#### WORK TASK:
Write out each line of the entries below that holds the word "JSON".
[INFORMATION PROVIDED — start]
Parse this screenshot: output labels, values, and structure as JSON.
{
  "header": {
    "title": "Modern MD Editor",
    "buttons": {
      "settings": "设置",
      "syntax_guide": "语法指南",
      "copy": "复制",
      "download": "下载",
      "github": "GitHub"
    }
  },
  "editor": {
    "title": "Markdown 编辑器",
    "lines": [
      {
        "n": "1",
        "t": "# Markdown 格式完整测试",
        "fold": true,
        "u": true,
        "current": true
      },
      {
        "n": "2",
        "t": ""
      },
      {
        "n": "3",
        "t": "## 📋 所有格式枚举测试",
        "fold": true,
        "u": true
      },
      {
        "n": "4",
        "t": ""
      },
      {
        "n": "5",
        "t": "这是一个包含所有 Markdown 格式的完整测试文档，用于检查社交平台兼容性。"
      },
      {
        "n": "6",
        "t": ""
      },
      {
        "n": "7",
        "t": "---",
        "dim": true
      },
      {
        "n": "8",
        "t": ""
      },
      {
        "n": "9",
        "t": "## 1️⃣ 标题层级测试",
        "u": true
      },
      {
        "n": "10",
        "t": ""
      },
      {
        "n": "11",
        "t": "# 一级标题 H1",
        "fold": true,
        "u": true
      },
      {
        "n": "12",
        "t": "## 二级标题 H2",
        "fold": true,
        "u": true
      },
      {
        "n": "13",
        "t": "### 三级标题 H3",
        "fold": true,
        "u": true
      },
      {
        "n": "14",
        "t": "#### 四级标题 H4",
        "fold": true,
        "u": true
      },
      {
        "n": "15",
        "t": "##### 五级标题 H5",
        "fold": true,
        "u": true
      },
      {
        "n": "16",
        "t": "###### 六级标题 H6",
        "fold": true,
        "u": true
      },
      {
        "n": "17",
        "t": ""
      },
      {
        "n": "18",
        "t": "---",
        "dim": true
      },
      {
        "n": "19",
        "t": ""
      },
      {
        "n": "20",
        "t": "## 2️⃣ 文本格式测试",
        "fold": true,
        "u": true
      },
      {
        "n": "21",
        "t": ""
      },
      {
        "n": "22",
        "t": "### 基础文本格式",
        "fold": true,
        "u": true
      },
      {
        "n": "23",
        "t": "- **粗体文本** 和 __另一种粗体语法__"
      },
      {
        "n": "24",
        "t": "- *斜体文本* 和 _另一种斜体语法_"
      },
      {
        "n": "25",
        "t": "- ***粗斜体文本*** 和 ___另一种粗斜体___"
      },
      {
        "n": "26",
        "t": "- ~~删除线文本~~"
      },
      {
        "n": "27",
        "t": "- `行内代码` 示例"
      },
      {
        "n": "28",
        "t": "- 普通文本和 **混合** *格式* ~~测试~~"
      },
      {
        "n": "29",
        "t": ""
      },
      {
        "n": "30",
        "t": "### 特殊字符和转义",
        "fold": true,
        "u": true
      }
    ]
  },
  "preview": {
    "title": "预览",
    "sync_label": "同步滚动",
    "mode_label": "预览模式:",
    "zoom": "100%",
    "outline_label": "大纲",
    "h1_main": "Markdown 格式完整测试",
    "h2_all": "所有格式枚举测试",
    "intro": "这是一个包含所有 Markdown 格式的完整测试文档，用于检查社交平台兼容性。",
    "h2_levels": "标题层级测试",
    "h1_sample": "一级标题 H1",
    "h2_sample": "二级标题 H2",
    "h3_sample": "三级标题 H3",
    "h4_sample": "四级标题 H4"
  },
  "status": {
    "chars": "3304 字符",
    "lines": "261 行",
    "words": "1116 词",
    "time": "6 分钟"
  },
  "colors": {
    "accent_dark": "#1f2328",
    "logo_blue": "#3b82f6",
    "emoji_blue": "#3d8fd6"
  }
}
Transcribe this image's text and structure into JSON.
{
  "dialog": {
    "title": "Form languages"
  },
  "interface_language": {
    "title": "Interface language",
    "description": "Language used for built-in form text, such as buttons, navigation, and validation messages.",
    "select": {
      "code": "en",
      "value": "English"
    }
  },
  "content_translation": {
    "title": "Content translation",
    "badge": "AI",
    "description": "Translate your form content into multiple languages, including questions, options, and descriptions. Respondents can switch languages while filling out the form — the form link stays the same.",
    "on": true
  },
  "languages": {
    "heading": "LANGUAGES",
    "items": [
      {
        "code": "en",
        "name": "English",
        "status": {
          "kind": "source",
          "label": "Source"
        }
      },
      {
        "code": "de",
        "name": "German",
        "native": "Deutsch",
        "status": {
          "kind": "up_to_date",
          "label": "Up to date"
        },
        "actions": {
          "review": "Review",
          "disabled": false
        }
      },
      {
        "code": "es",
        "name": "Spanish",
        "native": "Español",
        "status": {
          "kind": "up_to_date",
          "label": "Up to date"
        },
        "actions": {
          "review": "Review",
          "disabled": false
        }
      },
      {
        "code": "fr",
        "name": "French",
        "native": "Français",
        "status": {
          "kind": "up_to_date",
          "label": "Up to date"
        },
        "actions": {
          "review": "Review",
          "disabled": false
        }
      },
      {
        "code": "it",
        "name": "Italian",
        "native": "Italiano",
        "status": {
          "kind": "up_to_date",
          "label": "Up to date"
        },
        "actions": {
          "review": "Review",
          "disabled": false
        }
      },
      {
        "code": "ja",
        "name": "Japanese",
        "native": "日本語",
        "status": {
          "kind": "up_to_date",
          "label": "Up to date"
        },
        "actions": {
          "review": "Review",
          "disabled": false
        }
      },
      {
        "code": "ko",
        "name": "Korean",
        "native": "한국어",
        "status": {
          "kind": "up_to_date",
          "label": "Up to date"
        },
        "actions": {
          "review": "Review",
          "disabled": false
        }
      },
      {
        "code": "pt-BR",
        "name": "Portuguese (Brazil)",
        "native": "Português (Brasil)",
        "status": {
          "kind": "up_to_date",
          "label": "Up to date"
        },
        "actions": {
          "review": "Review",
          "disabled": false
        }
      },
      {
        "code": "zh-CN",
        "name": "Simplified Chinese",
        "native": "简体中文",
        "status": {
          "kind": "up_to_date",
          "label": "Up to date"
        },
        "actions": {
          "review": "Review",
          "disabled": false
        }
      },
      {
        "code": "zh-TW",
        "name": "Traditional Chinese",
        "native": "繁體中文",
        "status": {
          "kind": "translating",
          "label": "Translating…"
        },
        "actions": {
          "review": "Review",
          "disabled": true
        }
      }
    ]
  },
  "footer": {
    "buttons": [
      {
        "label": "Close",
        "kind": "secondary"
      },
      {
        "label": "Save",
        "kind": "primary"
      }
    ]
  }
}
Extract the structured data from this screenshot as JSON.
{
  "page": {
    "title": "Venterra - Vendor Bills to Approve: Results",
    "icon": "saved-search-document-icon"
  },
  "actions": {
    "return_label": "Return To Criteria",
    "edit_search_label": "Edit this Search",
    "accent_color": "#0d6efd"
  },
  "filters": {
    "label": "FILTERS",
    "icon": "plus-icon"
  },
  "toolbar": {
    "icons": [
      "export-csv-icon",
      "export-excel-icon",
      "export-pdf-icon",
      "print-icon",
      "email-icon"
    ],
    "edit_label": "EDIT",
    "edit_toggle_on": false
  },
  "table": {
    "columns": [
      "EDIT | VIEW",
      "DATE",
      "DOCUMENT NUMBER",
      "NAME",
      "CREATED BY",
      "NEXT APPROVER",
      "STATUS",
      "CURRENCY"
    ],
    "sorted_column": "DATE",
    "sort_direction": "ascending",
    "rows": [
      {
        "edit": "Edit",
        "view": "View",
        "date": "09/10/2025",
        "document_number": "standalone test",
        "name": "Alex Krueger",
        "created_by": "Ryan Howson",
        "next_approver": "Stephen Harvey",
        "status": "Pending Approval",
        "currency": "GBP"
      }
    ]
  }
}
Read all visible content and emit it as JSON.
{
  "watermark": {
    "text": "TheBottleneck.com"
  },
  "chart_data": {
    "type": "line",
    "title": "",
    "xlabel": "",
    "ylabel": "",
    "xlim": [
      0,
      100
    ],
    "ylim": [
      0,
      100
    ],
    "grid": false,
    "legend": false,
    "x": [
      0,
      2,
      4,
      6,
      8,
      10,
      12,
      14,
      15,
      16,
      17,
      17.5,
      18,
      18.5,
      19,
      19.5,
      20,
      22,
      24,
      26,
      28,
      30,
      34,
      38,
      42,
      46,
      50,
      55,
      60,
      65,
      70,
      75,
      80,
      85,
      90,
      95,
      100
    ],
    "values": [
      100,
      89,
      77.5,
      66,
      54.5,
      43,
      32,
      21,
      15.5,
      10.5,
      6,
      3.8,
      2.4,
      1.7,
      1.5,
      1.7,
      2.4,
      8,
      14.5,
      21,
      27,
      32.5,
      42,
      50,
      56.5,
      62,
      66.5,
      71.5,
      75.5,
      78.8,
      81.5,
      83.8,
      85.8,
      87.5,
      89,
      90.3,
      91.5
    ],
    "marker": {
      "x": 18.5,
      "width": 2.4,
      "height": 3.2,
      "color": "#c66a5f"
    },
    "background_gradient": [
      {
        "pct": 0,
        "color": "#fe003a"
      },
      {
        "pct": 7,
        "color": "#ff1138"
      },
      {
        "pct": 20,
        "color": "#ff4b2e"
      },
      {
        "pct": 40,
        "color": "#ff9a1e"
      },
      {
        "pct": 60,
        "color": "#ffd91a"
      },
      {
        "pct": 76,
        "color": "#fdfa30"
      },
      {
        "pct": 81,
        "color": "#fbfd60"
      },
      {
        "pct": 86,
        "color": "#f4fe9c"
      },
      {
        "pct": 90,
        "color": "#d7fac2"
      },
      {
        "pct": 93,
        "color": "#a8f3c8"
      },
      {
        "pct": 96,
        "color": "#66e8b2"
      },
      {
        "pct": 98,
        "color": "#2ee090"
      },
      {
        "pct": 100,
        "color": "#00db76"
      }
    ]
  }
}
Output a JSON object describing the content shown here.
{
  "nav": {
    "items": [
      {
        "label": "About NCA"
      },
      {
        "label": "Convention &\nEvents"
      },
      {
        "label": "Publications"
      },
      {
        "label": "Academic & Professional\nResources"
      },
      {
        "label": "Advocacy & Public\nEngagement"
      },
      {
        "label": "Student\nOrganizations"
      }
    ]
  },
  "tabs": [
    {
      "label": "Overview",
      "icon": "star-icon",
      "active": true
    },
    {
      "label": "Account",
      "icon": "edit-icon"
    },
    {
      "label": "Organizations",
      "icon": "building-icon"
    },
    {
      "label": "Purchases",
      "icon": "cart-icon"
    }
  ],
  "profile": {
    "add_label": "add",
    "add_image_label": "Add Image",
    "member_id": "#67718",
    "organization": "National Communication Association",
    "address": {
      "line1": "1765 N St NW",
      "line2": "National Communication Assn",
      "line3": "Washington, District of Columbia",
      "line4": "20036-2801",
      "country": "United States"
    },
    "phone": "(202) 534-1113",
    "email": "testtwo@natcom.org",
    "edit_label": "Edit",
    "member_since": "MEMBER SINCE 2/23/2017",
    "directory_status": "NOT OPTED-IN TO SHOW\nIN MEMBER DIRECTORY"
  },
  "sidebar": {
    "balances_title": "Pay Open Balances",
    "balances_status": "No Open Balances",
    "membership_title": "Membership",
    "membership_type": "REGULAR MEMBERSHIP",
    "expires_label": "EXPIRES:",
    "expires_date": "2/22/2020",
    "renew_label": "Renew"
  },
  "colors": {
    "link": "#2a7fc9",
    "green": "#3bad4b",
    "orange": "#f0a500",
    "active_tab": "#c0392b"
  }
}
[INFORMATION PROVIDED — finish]
#### RESPONSE FOR THIS EXERCISE:
Parse this screenshot: output labels, values, and structure as JSON.
Transcribe this image's text and structure into JSON.
Extract the structured data from this screenshot as JSON.
Read all visible content and emit it as JSON.
Output a JSON object describing the content shown here.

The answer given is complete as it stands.